My parents used to own a restaurant in Phnom Penh, that only served this dish. It originated from the city and ‘nam vang’ actually means Phnom Penh.
- 1 kg (2 lb 3 oz) calamari hoods, cleaned and scored
- 16 green prawns (shrimp), peeled and deveined, tails left intact
- 300 g (10½ oz) pork liver
- 500 g (1 lb 2 oz) minced (ground) pork
- 400 g (14 oz) thin stick bun (rice noodles)
- 1 bunch spring onions (scallions), thinly sliced, to garnish
- 1 bunch coriander (cilantro), leaves picked, to garnish
- 2 tbsp ground white pepper, to garnish
- 4 tbsp minced salted radish (see Note), to garnish
- 200 ml (7 fl oz) vegetable oil
- 10 garlic cloves, minced
- 2 kg (4 lb 6 oz) pork bones
- 3 kg (6 lb 10 oz) chicken bones
- 1 kg (2 lb 3 oz) pork loin
- 2 whole dried squid (see Note), rinsed
- 40 g (1 ½ oz) dried shrimp
- 1 daikon (white radish)
- 3 whole salted radish (see note)
- 1 garlic bulb, halved
- 60 g (2 oz) sea salt
- 300 ml (10 fl oz) fish sauce
- 150 g (5 oz) caster (superfine) sugar
- 1 kg (2 lb 3 oz) bean sprouts
- 4 bird’s eye chillies, sliced
- soy sauce, to serve
- lemons wedges, to serve (optional)
Oven temperatures are for conventional; if using fan-forced (convection), reduce the temperature by 20˚C. | We use Australian tablespoons and cups: 1 teaspoon equals 5 ml; 1 tablespoon equals 20 ml; 1 cup equals 250 ml. | All herbs are fresh (unless specified) and cups are lightly packed. | All vegetables are medium size and peeled, unless specified. | All eggs are 55-60 g, unless specified.
1. To make the broth, rinse the pork and chicken bones under cold running water to remove any blood or splinters. Transfer to a 10 litre (2½ gallon) stockpot, cover with cold water and bring to the boil for 10 minutes, then drain the liquid and rinse the bones of any residual blood and impurities. Return the bones to a clean stockpot and add the pork loin. Cover with water to nearly the top of the pot and bring to the boil again, removing any impurities that rise to the surface.
2. Add the dried squid, dried shrimp, daikon, salted radish and garlic, and simmer for 45 minutes or until the pork loin is cooked through. Transfer the loin to a bowl of iced water and set aside for 10 minutes, then drain and thinly slice.
3. Continue to simmer the broth for 3–5 hours until reduced by 20 per cent. Season with the salt, fish sauce and sugar, then strain into a clean saucepan and discard the solids. Keep the broth warm over low heat.
4. Meanwhile, bring a saucepan of water to the boil, add the calamari and prawns and cook for 3 minutes, or until just cooked through. Using a slotted spoon, remove the calamari and prawns and immediately plunge into iced water. Drain and set aside.
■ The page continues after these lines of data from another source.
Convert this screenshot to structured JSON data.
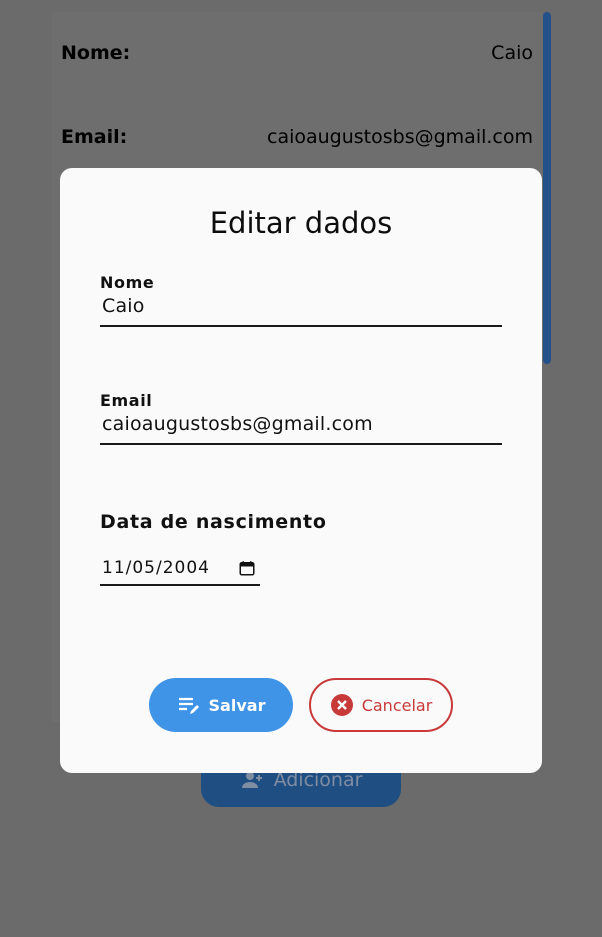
{
  "background_page": {
    "rows": [
      {
        "label": "Nome:",
        "value": "Caio"
      },
      {
        "label": "Email:",
        "value": "caioaugustosbs@gmail.com"
      }
    ],
    "add_button_label": "Adicionar"
  },
  "dialog": {
    "title": "Editar dados",
    "fields": {
      "nome": {
        "label": "Nome",
        "value": "Caio"
      },
      "email": {
        "label": "Email",
        "value": "caioaugustosbs@gmail.com"
      },
      "birthdate": {
        "label": "Data de nascimento",
        "value": "11/05/2004"
      }
    },
    "buttons": {
      "save_label": "Salvar",
      "cancel_label": "Cancelar"
    }
  },
  "colors": {
    "overlay": "#6b6b6b",
    "primary": "#3f94e8",
    "danger": "#c83a3a",
    "dialog_bg": "#fafafa"
  },
  "icons": {
    "save": "playlist-edit-icon",
    "cancel": "close-circle-icon",
    "date": "calendar-icon",
    "add": "add-user-icon"
  }
}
5. Return the water to the boil, add the pork liver and cook for about 15 minutes, or until just cooked through. Drain and plunge the liver into iced water, then drain again and slice into thin pieces.
6. Place the minced pork in a frying pan over medium–high heat and pour in a ladle of the stock to loosen the mince. Cook for 5 minutes or until the minced is cooked through. Set aside.
7. To make the garlic oil, heat the oil in a small saucepan to 70°C (160°F) on a kitchen thermometer. Place the garlic in the oil and cook, stirring continuously to break up the garlic, for 5 minutes until light golden-brown. Remove from the heat and set aside to cool.
8. Bring another saucepan of water to the boil. Divide the noodles into individual serves and, using a noodle basket if you have one, cook one serve at a time according to the packet instructions. Alternatively, cook the noodles together, then drain and quickly divide among serving bowls. Drizzle a little of the garlic oil over the noodles, so they don’t stick together. Top with the prawns, calamari, pork liver, pork loin and minced pork. Ladle over the broth and garnish with the spring onion, coriander, pepper, salted radish and the remaining garlic oil.
9. Serve immediately with the bean sprouts, sliced chilli, soy sauce and lemon wedges (if using), and invite guests to add the condiments to their own soup.
• Salted radish and dried squid can be purchased online or from most Asian supermarkets.
Recipe from Street Food Vietnam by Jerry Mai, Smith Street Books, RRP $39.99